DONATE LIFE ORGAN DONATION AWARENESS-MADISON, WISCONSIN
Kelly's Law still saving lives after 10 years
MADISON -- When 16-year-old Kelly Nachreiner died four weeks after receiving her driver's license, she had no way of knowing that 10 years later teenagers across Wisconsin would receive education about organ donation because of a law that bears her name.
When Kelly, a Sauk Prairie High School student, died Jan. 4, 2000 from injuries she sustained in an automobile accident a few days earlier, her decision to donate her organs saved three lives.
Since former Wisconsin Gov. Tommy Thompson signed the Kelly Nachreiner bill into law, requiring Wisconsin driver's education teachers to devote 30 minutes of class time to discuss organ donation, 15-to-19 year-olds now have the highest percentage of "yes" responses for organ donation in the state.
According to the Department of Health Services, about 70 percent of teens 16 to 19 said they wanted to be tissue and organ donors in 2009.
A May 24 ceremony to honor the 10-year anniversary of Kelly's bill quickly became a ceremony to honor Kelly and her family.
"I was crying, she wasn't, but I was," said Thompson, recalling the time he first heard Kelly's story from her mother, Mary Nachreiner.

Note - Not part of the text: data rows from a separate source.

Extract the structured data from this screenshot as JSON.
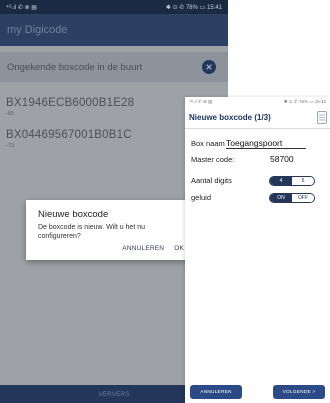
{
  "phone1": {
    "status": {
      "left": "⁴ᴳ.ıl ✆ ⊗ ▤",
      "right": "✱ ⊙ ✆ 78% ▭ 15:41"
    },
    "app_title": "my Digicode",
    "banner_text": "Ongekende boxcode in de buurt",
    "list": [
      {
        "name": "BX1946ECB6000B1E28",
        "sub": "-65"
      },
      {
        "name": "BX04469567001B0B1C",
        "sub": "-73"
      }
    ],
    "bottom_label": "VERVERS"
  },
  "dialog": {
    "title": "Nieuwe boxcode",
    "message": "De boxcode is nieuw. Wilt u het nu configureren?",
    "cancel_label": "ANNULEREN",
    "ok_label": "OK"
  },
  "phone2": {
    "status": {
      "left": "⁴ᴳ.ıl ✆ ⊗ ▤",
      "right": "✱ ⊙ ✆ 76% ▭ 15:42"
    },
    "header_title": "Nieuwe boxcode (1/3)",
    "box_name_label": "Box naam",
    "box_name_value": "Toegangspoort",
    "master_code_label": "Master code:",
    "master_code_value": "58700",
    "digits_label": "Aantal digits",
    "digits_options": [
      "4",
      "5"
    ],
    "digits_selected": "4",
    "sound_label": "geluid",
    "sound_options": [
      "ON",
      "OFF"
    ],
    "sound_selected": "ON",
    "cancel_label": "ANNULEREN",
    "next_label": "VOLGENDE >"
  }
}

Thompson spoke at the ceremony held at the UW-Health Organ Procurement Organization where Mary now works. He praised the Nachreiner family, which attended the event along with a man whose life was saved by Kelly's organs, for setting aside its grieving to pursue a higher purpose.
Dr. Anthony D'Alessandro, medical director for UW's OPO, said Kelly's law led to the largest increase in organ donation ever in the United States.
Mary Nachreiner was the last to speak at the ceremony. She told a few stories about her middle daughter's free spirit and creativity, and said that she still is amazed by the profound impact Kelly's decision to be an organ donor has made.
During budget-reduction discussions earlier this year, the Sauk Prairie School Board considered cutting driver's education, where students are exposed to organ-donation instruction because of Kelly's bill.
The board ultimately decided not to cut driver's education, but it remains on the administrator's list of potential cuts for future budget discussions.